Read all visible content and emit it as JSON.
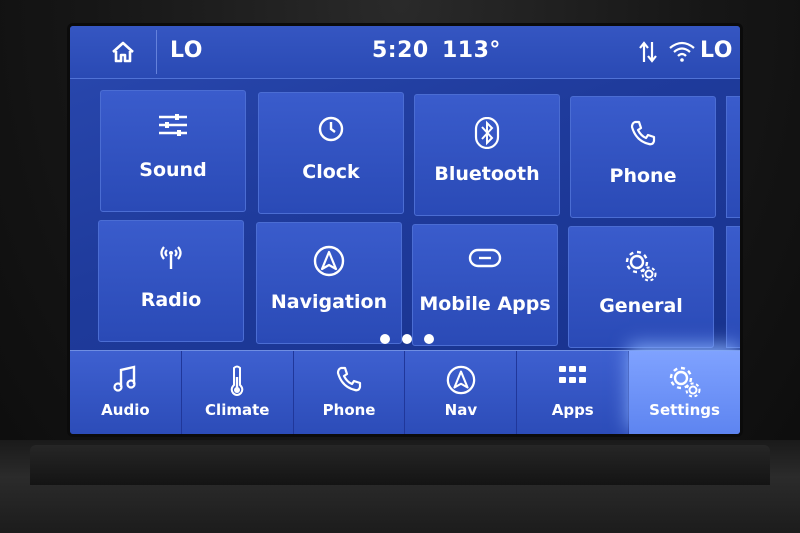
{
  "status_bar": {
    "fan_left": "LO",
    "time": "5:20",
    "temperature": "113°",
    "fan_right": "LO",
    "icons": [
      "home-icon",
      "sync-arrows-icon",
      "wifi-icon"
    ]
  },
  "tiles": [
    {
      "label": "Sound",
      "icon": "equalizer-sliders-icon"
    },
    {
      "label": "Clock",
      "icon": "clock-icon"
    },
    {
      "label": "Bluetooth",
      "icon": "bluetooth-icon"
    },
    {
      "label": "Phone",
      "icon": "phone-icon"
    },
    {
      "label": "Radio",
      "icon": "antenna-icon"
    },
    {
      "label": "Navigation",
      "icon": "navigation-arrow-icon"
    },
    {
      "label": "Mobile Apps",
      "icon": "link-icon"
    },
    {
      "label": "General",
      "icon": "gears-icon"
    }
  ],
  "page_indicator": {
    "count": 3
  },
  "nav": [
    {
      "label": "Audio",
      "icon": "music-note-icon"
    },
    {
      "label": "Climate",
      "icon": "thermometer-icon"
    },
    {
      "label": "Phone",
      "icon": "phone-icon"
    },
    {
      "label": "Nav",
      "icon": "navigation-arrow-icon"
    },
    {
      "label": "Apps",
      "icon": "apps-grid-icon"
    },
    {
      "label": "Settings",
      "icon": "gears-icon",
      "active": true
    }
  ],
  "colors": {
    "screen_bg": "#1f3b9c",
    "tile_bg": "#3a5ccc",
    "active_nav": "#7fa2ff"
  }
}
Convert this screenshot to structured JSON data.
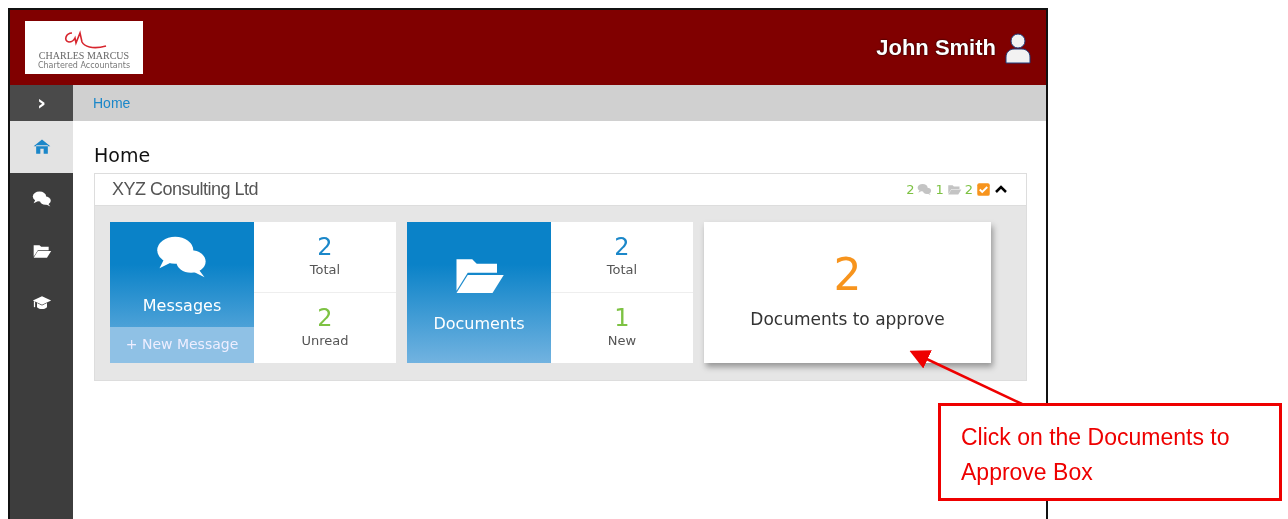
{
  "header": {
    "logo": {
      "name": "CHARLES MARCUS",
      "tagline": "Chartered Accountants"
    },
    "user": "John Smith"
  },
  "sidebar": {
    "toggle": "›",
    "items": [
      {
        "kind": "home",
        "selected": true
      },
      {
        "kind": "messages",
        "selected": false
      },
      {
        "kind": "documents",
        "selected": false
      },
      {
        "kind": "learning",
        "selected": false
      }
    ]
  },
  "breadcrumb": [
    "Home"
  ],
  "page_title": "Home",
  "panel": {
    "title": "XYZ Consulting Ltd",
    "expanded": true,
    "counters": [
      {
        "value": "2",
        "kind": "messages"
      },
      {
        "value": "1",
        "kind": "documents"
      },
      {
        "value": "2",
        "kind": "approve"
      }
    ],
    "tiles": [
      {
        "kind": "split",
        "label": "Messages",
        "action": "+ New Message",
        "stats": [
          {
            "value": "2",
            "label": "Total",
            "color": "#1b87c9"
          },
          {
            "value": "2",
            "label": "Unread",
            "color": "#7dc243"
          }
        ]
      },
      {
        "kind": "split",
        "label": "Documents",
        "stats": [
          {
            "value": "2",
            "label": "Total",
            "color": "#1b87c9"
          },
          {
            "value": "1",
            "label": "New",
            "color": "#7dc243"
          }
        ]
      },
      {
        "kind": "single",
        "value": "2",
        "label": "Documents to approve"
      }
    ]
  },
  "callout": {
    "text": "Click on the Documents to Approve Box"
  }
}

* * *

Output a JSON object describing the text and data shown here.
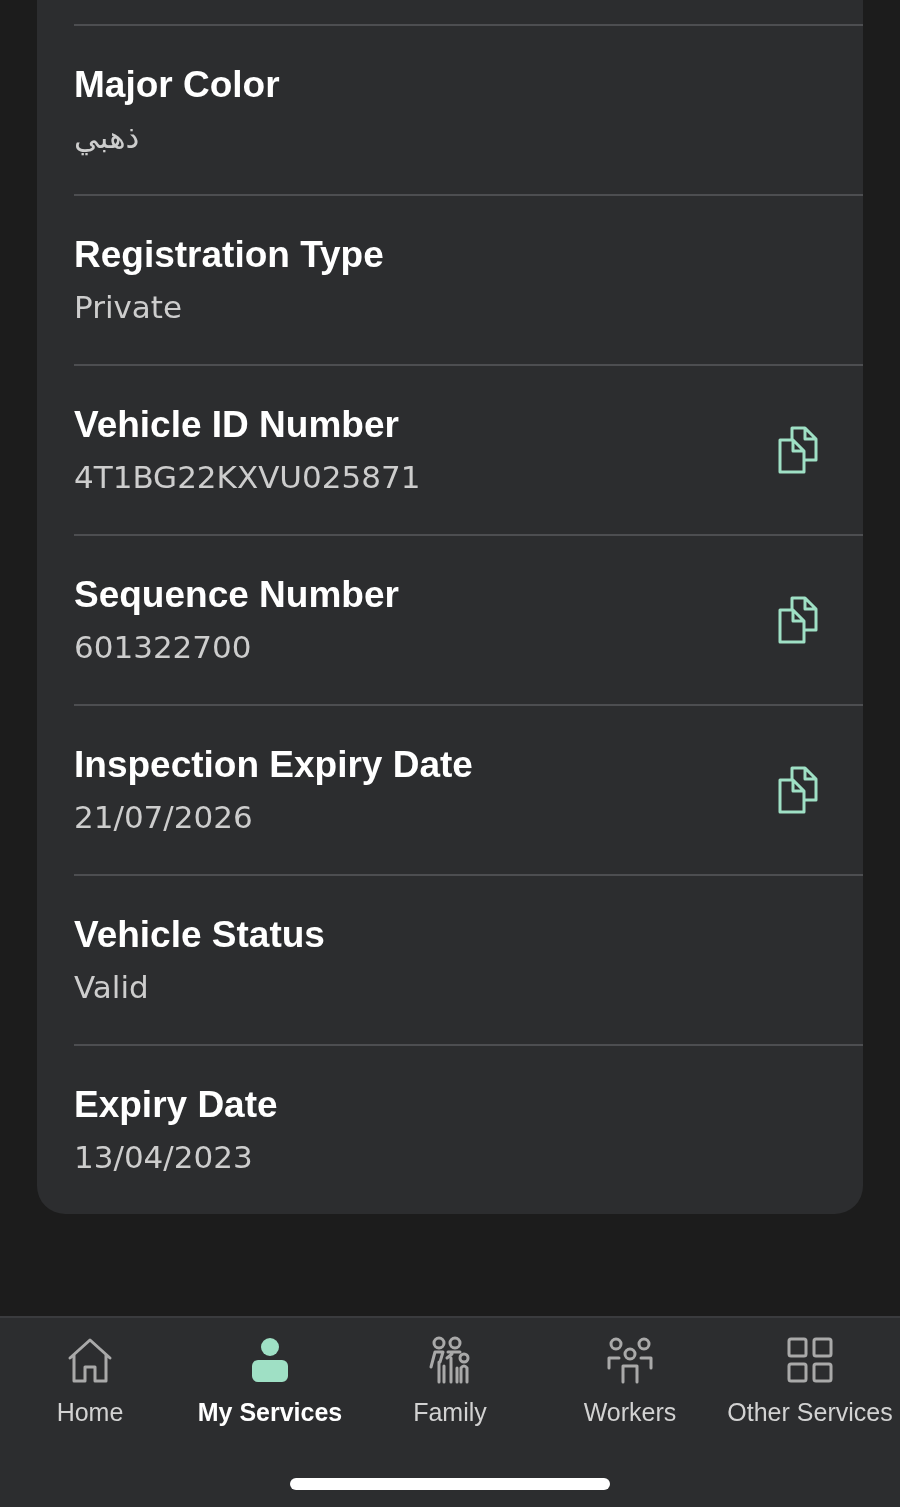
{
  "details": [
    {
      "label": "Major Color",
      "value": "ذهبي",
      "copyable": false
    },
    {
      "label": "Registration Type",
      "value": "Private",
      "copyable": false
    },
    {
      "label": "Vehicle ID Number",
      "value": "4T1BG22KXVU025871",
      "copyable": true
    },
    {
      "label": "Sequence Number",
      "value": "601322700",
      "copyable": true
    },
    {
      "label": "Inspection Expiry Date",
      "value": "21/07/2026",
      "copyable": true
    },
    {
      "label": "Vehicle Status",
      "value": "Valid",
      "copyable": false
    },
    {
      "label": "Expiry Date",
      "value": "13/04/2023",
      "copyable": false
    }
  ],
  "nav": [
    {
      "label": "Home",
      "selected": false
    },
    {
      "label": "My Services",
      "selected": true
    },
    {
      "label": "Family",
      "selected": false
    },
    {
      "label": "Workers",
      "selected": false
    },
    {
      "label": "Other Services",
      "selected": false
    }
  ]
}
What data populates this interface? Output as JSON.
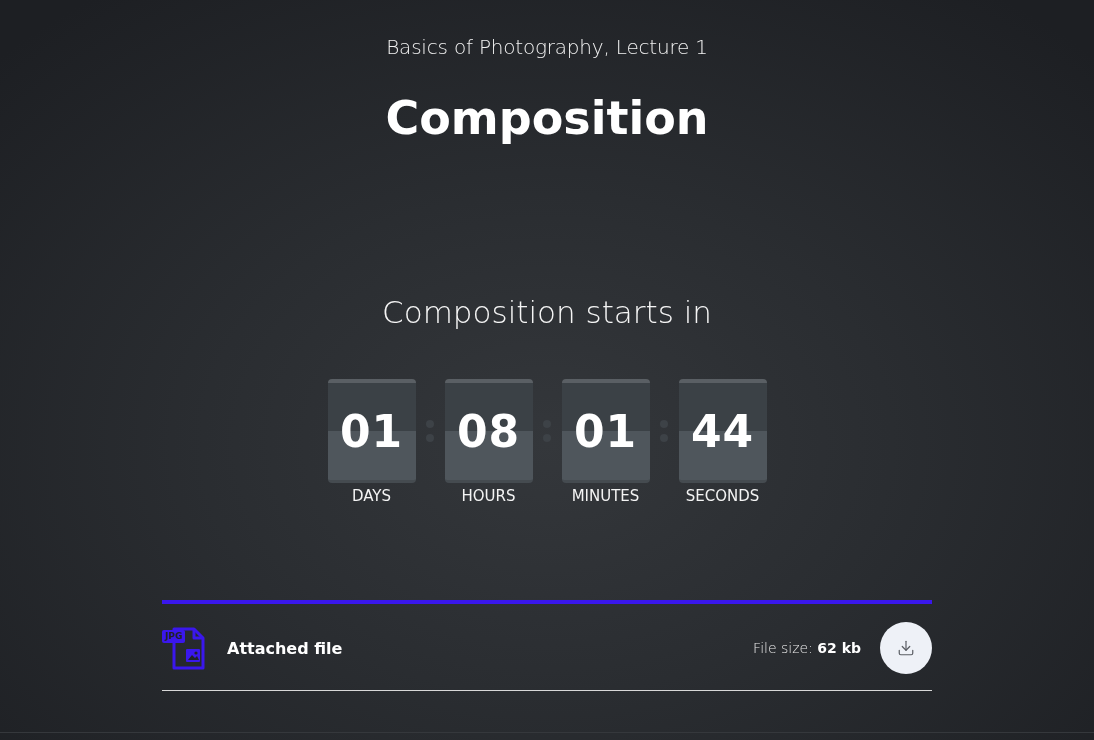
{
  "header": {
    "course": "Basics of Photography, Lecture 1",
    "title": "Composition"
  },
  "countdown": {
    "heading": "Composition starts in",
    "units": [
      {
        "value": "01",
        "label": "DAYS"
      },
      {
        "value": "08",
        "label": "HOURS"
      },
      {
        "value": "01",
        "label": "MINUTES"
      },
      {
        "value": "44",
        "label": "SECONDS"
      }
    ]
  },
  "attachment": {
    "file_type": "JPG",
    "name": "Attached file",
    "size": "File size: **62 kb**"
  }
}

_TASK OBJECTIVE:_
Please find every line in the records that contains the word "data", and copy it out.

_RESULT:_
Convert this screenshot to structured JSON data.
Output a JSON object describing the text and data shown here.
What data populates this interface? Output as JSON.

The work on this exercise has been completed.